Data records for software interfaces
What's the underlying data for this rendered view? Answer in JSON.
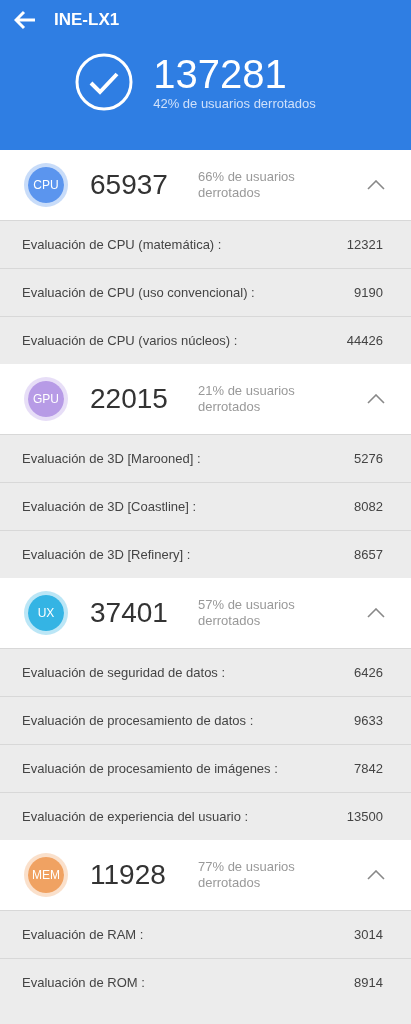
{
  "header": {
    "title": "INE-LX1",
    "score": "137281",
    "subtitle": "42% de usuarios derrotados"
  },
  "sections": [
    {
      "badge": "CPU",
      "color": "#5b95ee",
      "score": "65937",
      "beaten": "66% de usuarios derrotados",
      "expanded": true,
      "rows": [
        {
          "label": "Evaluación de CPU (matemática) :",
          "value": "12321"
        },
        {
          "label": "Evaluación de CPU (uso convencional) :",
          "value": "9190"
        },
        {
          "label": "Evaluación de CPU (varios núcleos) :",
          "value": "44426"
        }
      ]
    },
    {
      "badge": "GPU",
      "color": "#b79be6",
      "score": "22015",
      "beaten": "21% de usuarios derrotados",
      "expanded": true,
      "rows": [
        {
          "label": "Evaluación de 3D [Marooned] :",
          "value": "5276"
        },
        {
          "label": "Evaluación de 3D [Coastline] :",
          "value": "8082"
        },
        {
          "label": "Evaluación de 3D [Refinery] :",
          "value": "8657"
        }
      ]
    },
    {
      "badge": "UX",
      "color": "#34b4e4",
      "score": "37401",
      "beaten": "57% de usuarios derrotados",
      "expanded": true,
      "rows": [
        {
          "label": "Evaluación de seguridad de datos :",
          "value": "6426"
        },
        {
          "label": "Evaluación de procesamiento de datos :",
          "value": "9633"
        },
        {
          "label": "Evaluación de procesamiento de imágenes :",
          "value": "7842"
        },
        {
          "label": "Evaluación de experiencia del usuario :",
          "value": "13500"
        }
      ]
    },
    {
      "badge": "MEM",
      "color": "#f0a262",
      "score": "11928",
      "beaten": "77% de usuarios derrotados",
      "expanded": true,
      "rows": [
        {
          "label": "Evaluación de RAM :",
          "value": "3014"
        },
        {
          "label": "Evaluación de ROM :",
          "value": "8914"
        }
      ]
    }
  ]
}
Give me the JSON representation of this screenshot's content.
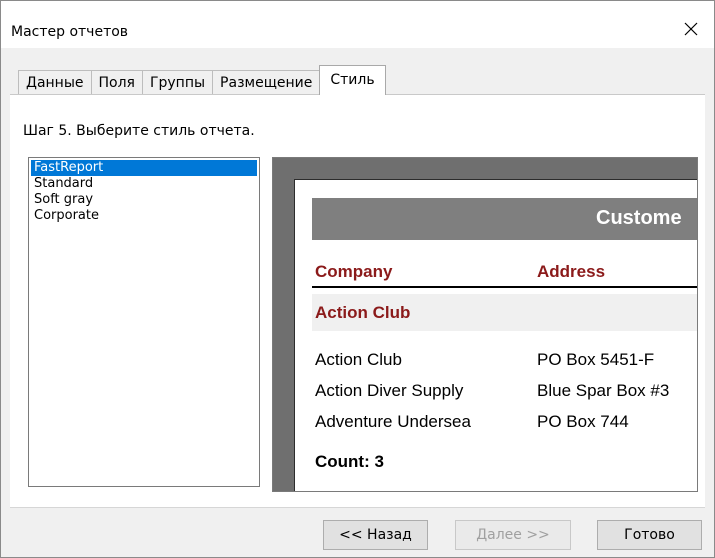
{
  "window": {
    "title": "Мастер отчетов"
  },
  "tabs": [
    "Данные",
    "Поля",
    "Группы",
    "Размещение",
    "Стиль"
  ],
  "step_text": "Шаг 5. Выберите стиль отчета.",
  "styles": [
    "FastReport",
    "Standard",
    "Soft gray",
    "Corporate"
  ],
  "selected_style": "FastReport",
  "preview": {
    "title": "Custome",
    "col_company": "Company",
    "col_address": "Address",
    "group": "Action Club",
    "rows": [
      {
        "company": "Action Club",
        "address": "PO Box 5451-F"
      },
      {
        "company": "Action Diver Supply",
        "address": "Blue Spar Box #3"
      },
      {
        "company": "Adventure Undersea",
        "address": "PO Box 744"
      }
    ],
    "count": "Count: 3"
  },
  "buttons": {
    "back": "<< Назад",
    "next": "Далее >>",
    "finish": "Готово"
  },
  "colors": {
    "selection": "#0078d7",
    "header_text": "#8b1a1a",
    "title_band": "#7f7f7f"
  },
  "icons": {
    "close": "close-icon"
  }
}
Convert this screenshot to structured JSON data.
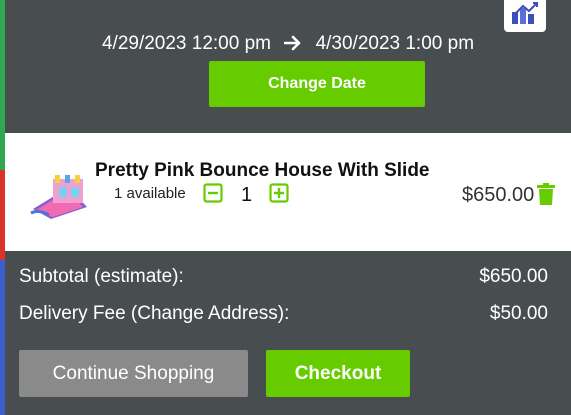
{
  "colors": {
    "accent_green": "#66cc00",
    "panel_bg": "#484d50",
    "secondary_button": "#8a8a8a"
  },
  "icons": [
    "brand-logo-icon",
    "arrow-right-icon",
    "bounce-house-image",
    "minus-square-icon",
    "plus-square-icon",
    "trash-icon"
  ],
  "dates": {
    "start": "4/29/2023 12:00 pm",
    "end": "4/30/2023 1:00 pm",
    "change_label": "Change Date"
  },
  "item": {
    "name": "Pretty Pink Bounce House With Slide",
    "availability": "1 available",
    "quantity": "1",
    "price": "$650.00"
  },
  "summary": {
    "subtotal_label": "Subtotal (estimate):",
    "subtotal_value": "$650.00",
    "delivery_label": "Delivery Fee (Change Address):",
    "delivery_value": "$50.00"
  },
  "actions": {
    "continue_label": "Continue Shopping",
    "checkout_label": "Checkout"
  }
}
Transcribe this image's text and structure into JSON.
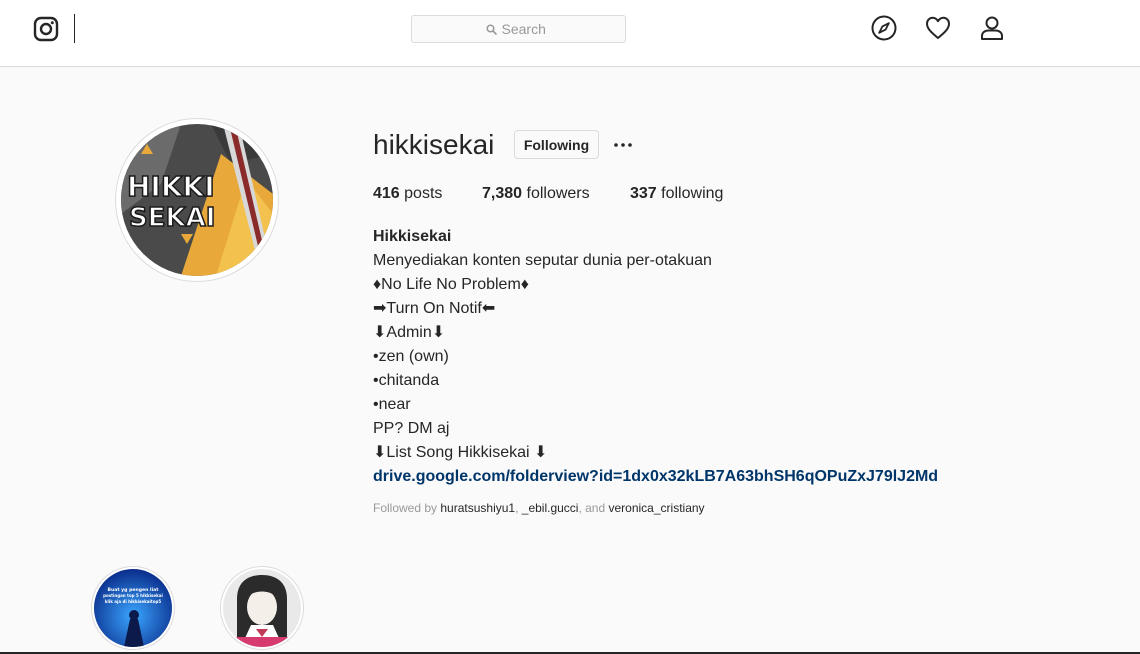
{
  "nav": {
    "search_placeholder": "Search",
    "icons": [
      "instagram-glyph-icon",
      "explore-compass-icon",
      "activity-heart-icon",
      "profile-person-icon"
    ]
  },
  "profile": {
    "username": "hikkisekai",
    "follow_label": "Following",
    "avatar_text_top": "HIKKI",
    "avatar_text_bottom": "SEKAI",
    "stats": {
      "posts_count": "416",
      "posts_label": "posts",
      "followers_count": "7,380",
      "followers_label": "followers",
      "following_count": "337",
      "following_label": "following"
    },
    "bio": {
      "name": "Hikkisekai",
      "lines": [
        "Menyediakan konten seputar dunia per-otakuan",
        "♦No Life No Problem♦",
        "➡Turn On Notif⬅",
        "⬇Admin⬇",
        "•zen (own)",
        "•chitanda",
        "•near",
        "PP? DM aj",
        "⬇List Song Hikkisekai ⬇"
      ],
      "link": "drive.google.com/folderview?id=1dx0x32kLB7A63bhSH6qOPuZxJ79lJ2Md"
    },
    "followed_by": {
      "prefix": "Followed by ",
      "users": [
        "huratsushiyu1",
        "_ebil.gucci",
        "veronica_cristiany"
      ],
      "sep1": ", ",
      "sep2": ", and "
    }
  },
  "highlights": [
    {
      "caption_lines": [
        "Buat yg pengen liat",
        "postingan top 5 hikkisekai",
        "klik aja di hikkisekaitop5"
      ]
    },
    {
      "caption_lines": []
    }
  ],
  "colors": {
    "background": "#fafafa",
    "text": "#262626",
    "muted": "#999999",
    "border": "#dbdbdb",
    "link": "#003569",
    "avatar_orange": "#e8a93a",
    "avatar_gray": "#4a4a4a"
  }
}
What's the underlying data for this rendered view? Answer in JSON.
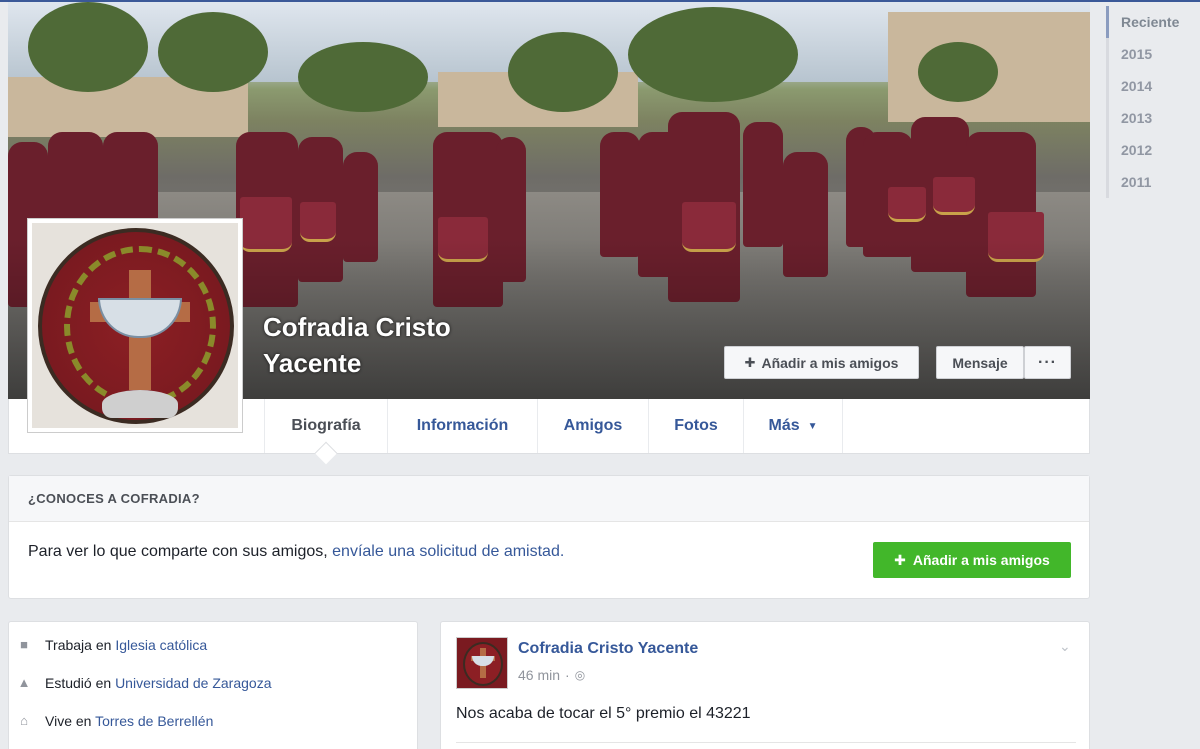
{
  "profile": {
    "name": "Cofradia Cristo Yacente"
  },
  "actions": {
    "add_friend_label": "Añadir a mis amigos",
    "message_label": "Mensaje",
    "more_label": "···"
  },
  "tabs": [
    {
      "label": "Biografía",
      "active": true
    },
    {
      "label": "Información"
    },
    {
      "label": "Amigos"
    },
    {
      "label": "Fotos"
    },
    {
      "label": "Más"
    }
  ],
  "years": [
    "Reciente",
    "2015",
    "2014",
    "2013",
    "2012",
    "2011"
  ],
  "know": {
    "heading": "¿CONOCES A COFRADIA?",
    "text": "Para ver lo que comparte con sus amigos,",
    "link": "envíale una solicitud de amistad.",
    "button_label": "Añadir a mis amigos"
  },
  "intro": [
    {
      "icon": "briefcase-icon",
      "prefix": "Trabaja en",
      "link": "Iglesia católica"
    },
    {
      "icon": "graduation-cap-icon",
      "prefix": "Estudió en",
      "link": "Universidad de Zaragoza"
    },
    {
      "icon": "home-icon",
      "prefix": "Vive en",
      "link": "Torres de Berrellén"
    }
  ],
  "post": {
    "author": "Cofradia Cristo Yacente",
    "time": "46 min",
    "separator": "·",
    "text": "Nos acaba de tocar el 5° premio el 43221"
  },
  "colors": {
    "link": "#365899",
    "green_button": "#42b72a",
    "page_bg": "#e9ebee"
  }
}
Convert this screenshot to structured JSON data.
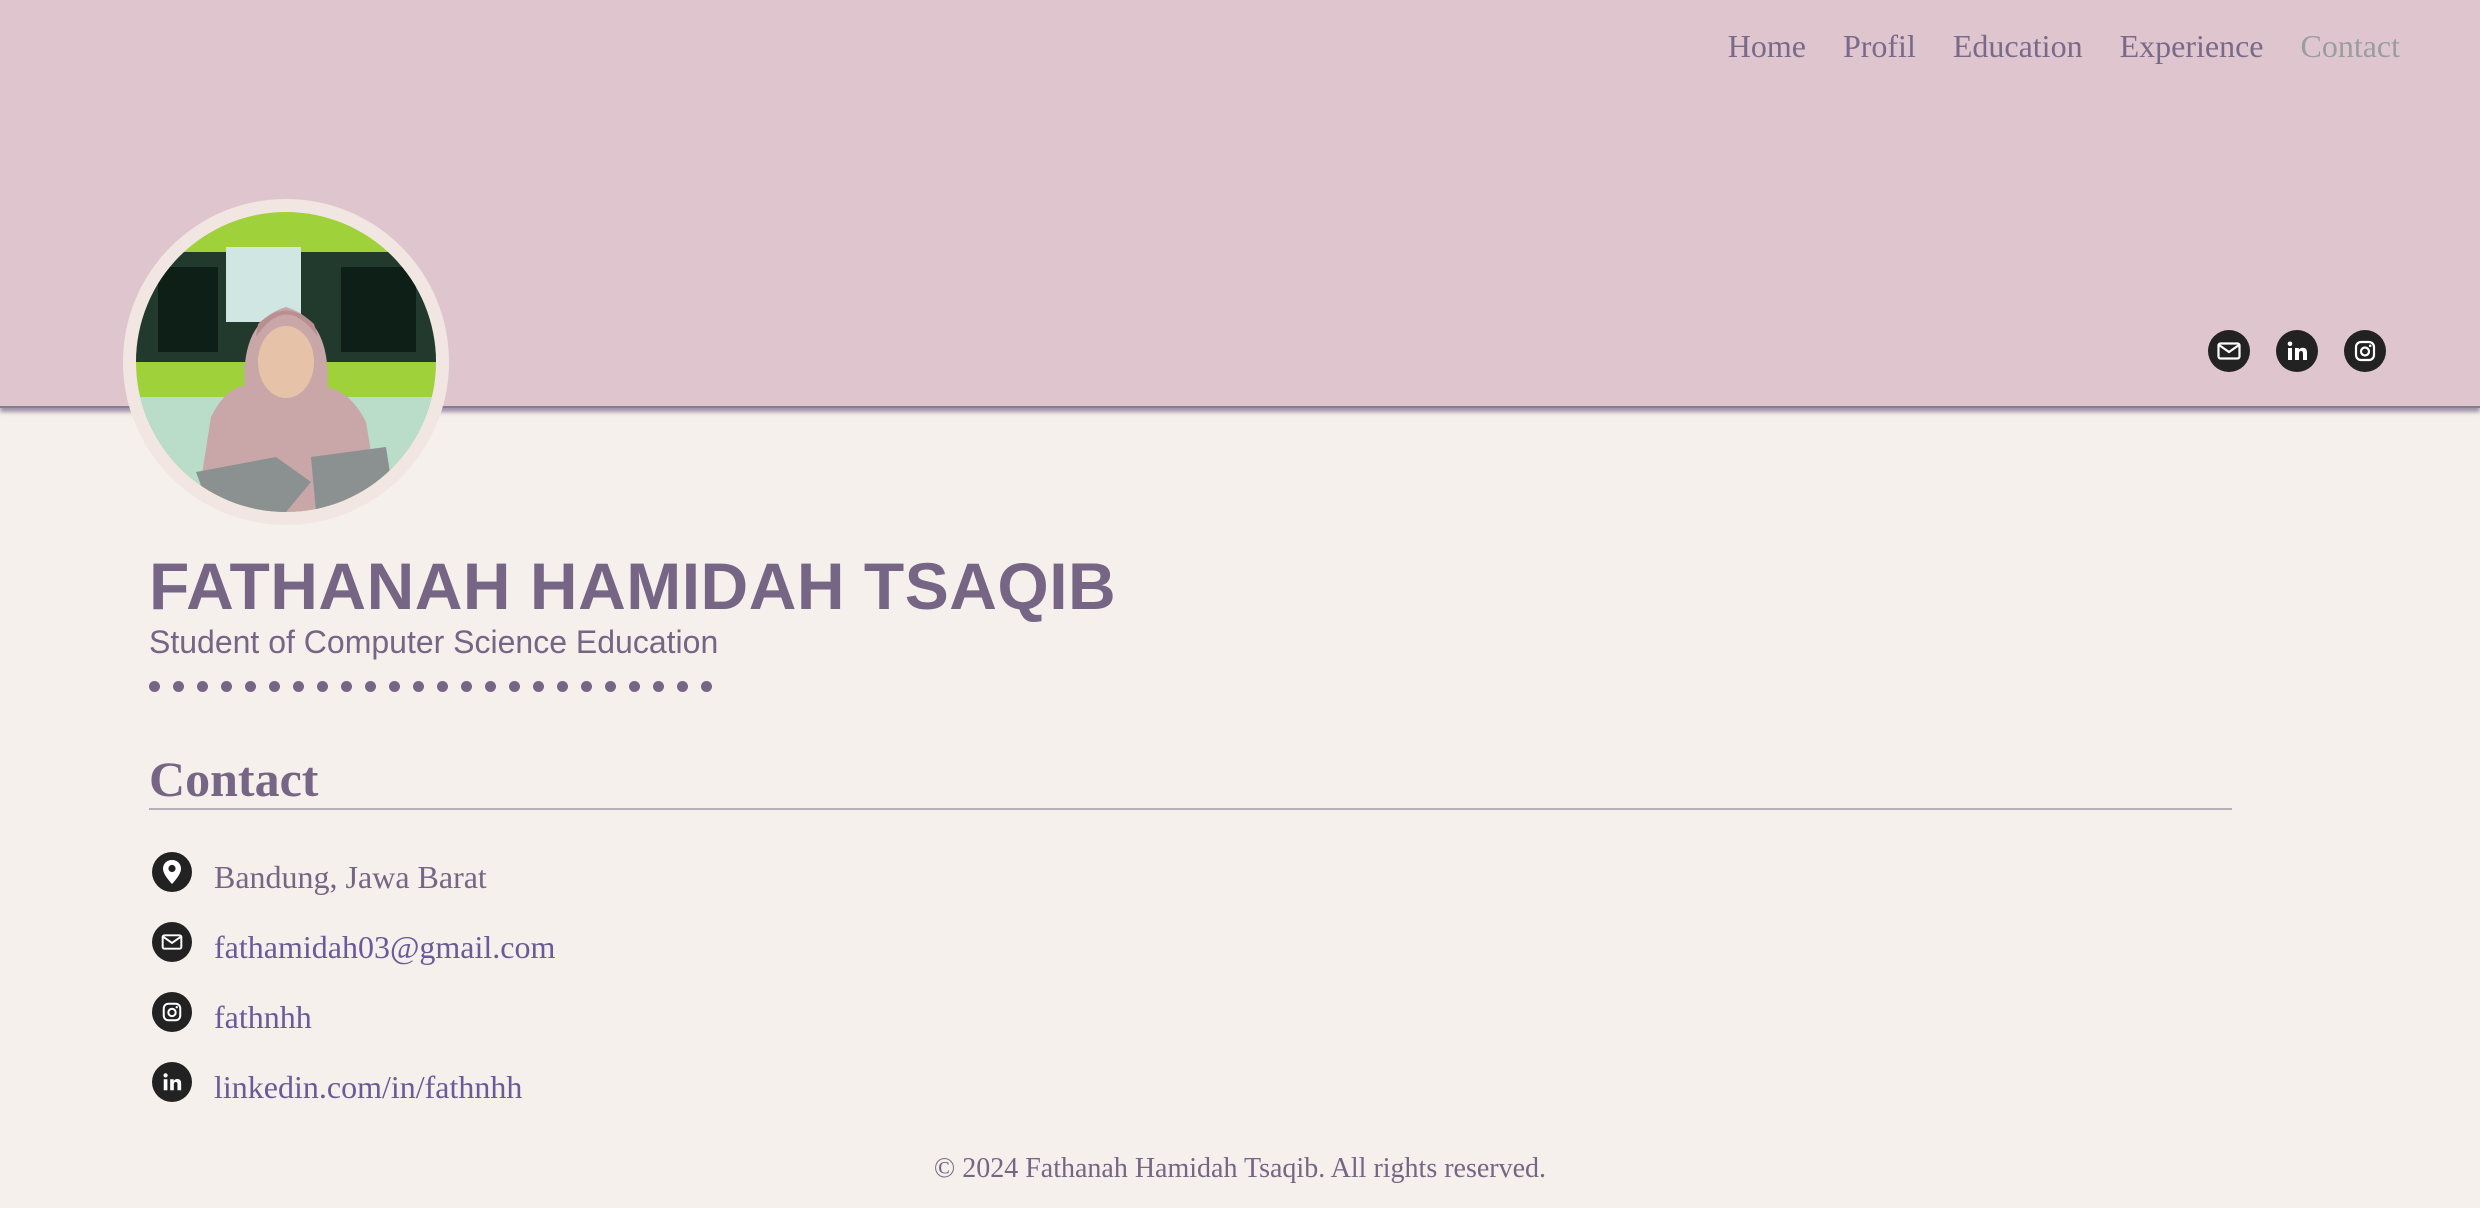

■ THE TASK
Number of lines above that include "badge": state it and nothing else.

■ ANSWER TO THIS TASK
4